Write back each entry precisely as it is given.

-- Data for this exercise follows --

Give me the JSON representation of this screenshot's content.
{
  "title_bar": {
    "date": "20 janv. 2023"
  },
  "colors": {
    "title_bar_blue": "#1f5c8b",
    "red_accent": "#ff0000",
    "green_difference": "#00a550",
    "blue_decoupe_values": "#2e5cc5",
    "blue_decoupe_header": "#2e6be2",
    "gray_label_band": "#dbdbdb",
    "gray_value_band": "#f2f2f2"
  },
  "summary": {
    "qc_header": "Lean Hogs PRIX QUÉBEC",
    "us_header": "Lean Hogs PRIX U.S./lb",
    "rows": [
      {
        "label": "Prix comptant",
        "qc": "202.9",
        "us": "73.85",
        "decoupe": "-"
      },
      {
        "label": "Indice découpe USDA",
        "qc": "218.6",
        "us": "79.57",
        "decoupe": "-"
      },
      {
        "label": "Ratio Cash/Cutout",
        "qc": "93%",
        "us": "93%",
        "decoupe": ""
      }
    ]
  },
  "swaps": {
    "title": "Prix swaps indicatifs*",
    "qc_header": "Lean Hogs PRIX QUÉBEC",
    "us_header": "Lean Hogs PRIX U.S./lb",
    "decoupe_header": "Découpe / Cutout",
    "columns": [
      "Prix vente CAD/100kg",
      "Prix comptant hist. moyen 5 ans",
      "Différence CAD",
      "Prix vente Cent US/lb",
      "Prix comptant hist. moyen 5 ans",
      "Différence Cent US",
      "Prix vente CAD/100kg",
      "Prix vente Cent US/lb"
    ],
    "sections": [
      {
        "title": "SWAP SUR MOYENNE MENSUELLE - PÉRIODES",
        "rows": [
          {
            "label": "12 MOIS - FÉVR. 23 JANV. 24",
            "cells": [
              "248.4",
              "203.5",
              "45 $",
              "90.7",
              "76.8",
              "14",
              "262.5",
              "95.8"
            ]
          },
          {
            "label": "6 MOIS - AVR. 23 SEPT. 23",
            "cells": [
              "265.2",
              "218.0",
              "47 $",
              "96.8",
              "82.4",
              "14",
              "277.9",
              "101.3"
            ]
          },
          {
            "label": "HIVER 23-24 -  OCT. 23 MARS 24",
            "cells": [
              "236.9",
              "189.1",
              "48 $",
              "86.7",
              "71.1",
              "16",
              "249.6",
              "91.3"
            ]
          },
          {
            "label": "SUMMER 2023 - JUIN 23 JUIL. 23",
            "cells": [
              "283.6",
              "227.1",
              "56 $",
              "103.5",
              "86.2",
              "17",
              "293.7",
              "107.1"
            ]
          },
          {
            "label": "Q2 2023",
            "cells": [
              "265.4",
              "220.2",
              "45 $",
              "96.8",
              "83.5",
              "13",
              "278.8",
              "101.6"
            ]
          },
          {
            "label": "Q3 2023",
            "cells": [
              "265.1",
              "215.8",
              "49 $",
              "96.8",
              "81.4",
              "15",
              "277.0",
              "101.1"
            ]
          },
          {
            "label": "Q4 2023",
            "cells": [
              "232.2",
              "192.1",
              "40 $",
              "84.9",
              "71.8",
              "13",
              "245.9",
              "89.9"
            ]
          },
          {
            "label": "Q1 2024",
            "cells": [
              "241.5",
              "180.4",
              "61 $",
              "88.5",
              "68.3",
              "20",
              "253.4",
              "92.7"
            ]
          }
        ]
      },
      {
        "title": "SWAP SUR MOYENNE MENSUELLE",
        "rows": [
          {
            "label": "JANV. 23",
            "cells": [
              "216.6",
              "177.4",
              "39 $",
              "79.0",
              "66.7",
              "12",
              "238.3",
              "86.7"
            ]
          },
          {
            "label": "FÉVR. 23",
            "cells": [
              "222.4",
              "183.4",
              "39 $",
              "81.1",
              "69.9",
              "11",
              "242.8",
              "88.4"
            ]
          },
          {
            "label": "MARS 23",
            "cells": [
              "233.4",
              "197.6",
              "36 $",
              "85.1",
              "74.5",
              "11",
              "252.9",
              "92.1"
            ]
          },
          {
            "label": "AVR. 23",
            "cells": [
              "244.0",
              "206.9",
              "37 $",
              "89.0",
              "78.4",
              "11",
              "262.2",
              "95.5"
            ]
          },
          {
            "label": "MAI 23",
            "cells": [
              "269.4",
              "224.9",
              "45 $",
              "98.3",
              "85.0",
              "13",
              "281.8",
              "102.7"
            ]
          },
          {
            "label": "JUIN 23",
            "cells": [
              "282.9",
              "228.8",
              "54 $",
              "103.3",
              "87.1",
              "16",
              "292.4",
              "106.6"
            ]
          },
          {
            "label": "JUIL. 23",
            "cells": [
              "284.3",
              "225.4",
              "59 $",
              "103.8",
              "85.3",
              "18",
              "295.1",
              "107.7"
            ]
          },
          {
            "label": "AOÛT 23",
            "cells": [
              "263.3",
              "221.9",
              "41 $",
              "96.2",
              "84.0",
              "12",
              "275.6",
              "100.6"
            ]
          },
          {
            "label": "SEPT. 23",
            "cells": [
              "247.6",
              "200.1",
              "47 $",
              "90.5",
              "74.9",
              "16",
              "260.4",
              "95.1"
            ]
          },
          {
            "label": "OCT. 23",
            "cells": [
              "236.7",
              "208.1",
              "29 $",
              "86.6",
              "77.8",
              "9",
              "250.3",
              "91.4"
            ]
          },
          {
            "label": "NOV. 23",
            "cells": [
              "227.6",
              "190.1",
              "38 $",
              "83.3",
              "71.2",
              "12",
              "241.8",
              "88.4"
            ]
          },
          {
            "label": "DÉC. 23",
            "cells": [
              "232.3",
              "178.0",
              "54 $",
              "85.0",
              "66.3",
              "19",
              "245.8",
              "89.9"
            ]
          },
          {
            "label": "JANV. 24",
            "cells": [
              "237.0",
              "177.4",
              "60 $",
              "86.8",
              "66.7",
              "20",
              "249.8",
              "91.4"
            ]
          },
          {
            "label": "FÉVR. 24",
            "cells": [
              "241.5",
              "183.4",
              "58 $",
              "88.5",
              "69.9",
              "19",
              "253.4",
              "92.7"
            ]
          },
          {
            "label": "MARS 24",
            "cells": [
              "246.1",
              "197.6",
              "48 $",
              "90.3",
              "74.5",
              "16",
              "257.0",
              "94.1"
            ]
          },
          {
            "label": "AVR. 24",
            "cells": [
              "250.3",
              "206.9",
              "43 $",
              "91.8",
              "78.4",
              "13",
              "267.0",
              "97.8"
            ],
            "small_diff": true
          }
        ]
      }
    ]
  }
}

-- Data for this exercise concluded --

Reply to the exercise:
Give me the JSON representation of this screenshot's content.
{
  "title_bar": {
    "date": "20 janv. 2023"
  },
  "colors": {
    "title_bar_blue": "#1f5c8b",
    "red_accent": "#ff0000",
    "green_difference": "#00a550",
    "blue_decoupe_values": "#2e5cc5",
    "blue_decoupe_header": "#2e6be2",
    "gray_label_band": "#dbdbdb",
    "gray_value_band": "#f2f2f2"
  },
  "summary": {
    "qc_header": "Lean Hogs PRIX QUÉBEC",
    "us_header": "Lean Hogs PRIX U.S./lb",
    "rows": [
      {
        "label": "Prix comptant",
        "qc": "202.9",
        "us": "73.85",
        "decoupe": "-"
      },
      {
        "label": "Indice découpe USDA",
        "qc": "218.6",
        "us": "79.57",
        "decoupe": "-"
      },
      {
        "label": "Ratio Cash/Cutout",
        "qc": "93%",
        "us": "93%",
        "decoupe": ""
      }
    ]
  },
  "swaps": {
    "title": "Prix swaps indicatifs*",
    "qc_header": "Lean Hogs PRIX QUÉBEC",
    "us_header": "Lean Hogs PRIX U.S./lb",
    "decoupe_header": "Découpe / Cutout",
    "columns": [
      "Prix vente CAD/100kg",
      "Prix comptant hist. moyen 5 ans",
      "Différence CAD",
      "Prix vente Cent US/lb",
      "Prix comptant hist. moyen 5 ans",
      "Différence Cent US",
      "Prix vente CAD/100kg",
      "Prix vente Cent US/lb"
    ],
    "sections": [
      {
        "title": "SWAP SUR MOYENNE MENSUELLE - PÉRIODES",
        "rows": [
          {
            "label": "12 MOIS - FÉVR. 23 JANV. 24",
            "cells": [
              "248.4",
              "203.5",
              "45 $",
              "90.7",
              "76.8",
              "14",
              "262.5",
              "95.8"
            ]
          },
          {
            "label": "6 MOIS - AVR. 23 SEPT. 23",
            "cells": [
              "265.2",
              "218.0",
              "47 $",
              "96.8",
              "82.4",
              "14",
              "277.9",
              "101.3"
            ]
          },
          {
            "label": "HIVER 23-24 -  OCT. 23 MARS 24",
            "cells": [
              "236.9",
              "189.1",
              "48 $",
              "86.7",
              "71.1",
              "16",
              "249.6",
              "91.3"
            ]
          },
          {
            "label": "SUMMER 2023 - JUIN 23 JUIL. 23",
            "cells": [
              "283.6",
              "227.1",
              "56 $",
              "103.5",
              "86.2",
              "17",
              "293.7",
              "107.1"
            ]
          },
          {
            "label": "Q2 2023",
            "cells": [
              "265.4",
              "220.2",
              "45 $",
              "96.8",
              "83.5",
              "13",
              "278.8",
              "101.6"
            ]
          },
          {
            "label": "Q3 2023",
            "cells": [
              "265.1",
              "215.8",
              "49 $",
              "96.8",
              "81.4",
              "15",
              "277.0",
              "101.1"
            ]
          },
          {
            "label": "Q4 2023",
            "cells": [
              "232.2",
              "192.1",
              "40 $",
              "84.9",
              "71.8",
              "13",
              "245.9",
              "89.9"
            ]
          },
          {
            "label": "Q1 2024",
            "cells": [
              "241.5",
              "180.4",
              "61 $",
              "88.5",
              "68.3",
              "20",
              "253.4",
              "92.7"
            ]
          }
        ]
      },
      {
        "title": "SWAP SUR MOYENNE MENSUELLE",
        "rows": [
          {
            "label": "JANV. 23",
            "cells": [
              "216.6",
              "177.4",
              "39 $",
              "79.0",
              "66.7",
              "12",
              "238.3",
              "86.7"
            ]
          },
          {
            "label": "FÉVR. 23",
            "cells": [
              "222.4",
              "183.4",
              "39 $",
              "81.1",
              "69.9",
              "11",
              "242.8",
              "88.4"
            ]
          },
          {
            "label": "MARS 23",
            "cells": [
              "233.4",
              "197.6",
              "36 $",
              "85.1",
              "74.5",
              "11",
              "252.9",
              "92.1"
            ]
          },
          {
            "label": "AVR. 23",
            "cells": [
              "244.0",
              "206.9",
              "37 $",
              "89.0",
              "78.4",
              "11",
              "262.2",
              "95.5"
            ]
          },
          {
            "label": "MAI 23",
            "cells": [
              "269.4",
              "224.9",
              "45 $",
              "98.3",
              "85.0",
              "13",
              "281.8",
              "102.7"
            ]
          },
          {
            "label": "JUIN 23",
            "cells": [
              "282.9",
              "228.8",
              "54 $",
              "103.3",
              "87.1",
              "16",
              "292.4",
              "106.6"
            ]
          },
          {
            "label": "JUIL. 23",
            "cells": [
              "284.3",
              "225.4",
              "59 $",
              "103.8",
              "85.3",
              "18",
              "295.1",
              "107.7"
            ]
          },
          {
            "label": "AOÛT 23",
            "cells": [
              "263.3",
              "221.9",
              "41 $",
              "96.2",
              "84.0",
              "12",
              "275.6",
              "100.6"
            ]
          },
          {
            "label": "SEPT. 23",
            "cells": [
              "247.6",
              "200.1",
              "47 $",
              "90.5",
              "74.9",
              "16",
              "260.4",
              "95.1"
            ]
          },
          {
            "label": "OCT. 23",
            "cells": [
              "236.7",
              "208.1",
              "29 $",
              "86.6",
              "77.8",
              "9",
              "250.3",
              "91.4"
            ]
          },
          {
            "label": "NOV. 23",
            "cells": [
              "227.6",
              "190.1",
              "38 $",
              "83.3",
              "71.2",
              "12",
              "241.8",
              "88.4"
            ]
          },
          {
            "label": "DÉC. 23",
            "cells": [
              "232.3",
              "178.0",
              "54 $",
              "85.0",
              "66.3",
              "19",
              "245.8",
              "89.9"
            ]
          },
          {
            "label": "JANV. 24",
            "cells": [
              "237.0",
              "177.4",
              "60 $",
              "86.8",
              "66.7",
              "20",
              "249.8",
              "91.4"
            ]
          },
          {
            "label": "FÉVR. 24",
            "cells": [
              "241.5",
              "183.4",
              "58 $",
              "88.5",
              "69.9",
              "19",
              "253.4",
              "92.7"
            ]
          },
          {
            "label": "MARS 24",
            "cells": [
              "246.1",
              "197.6",
              "48 $",
              "90.3",
              "74.5",
              "16",
              "257.0",
              "94.1"
            ]
          },
          {
            "label": "AVR. 24",
            "cells": [
              "250.3",
              "206.9",
              "43 $",
              "91.8",
              "78.4",
              "13",
              "267.0",
              "97.8"
            ],
            "small_diff": true
          }
        ]
      }
    ]
  }
}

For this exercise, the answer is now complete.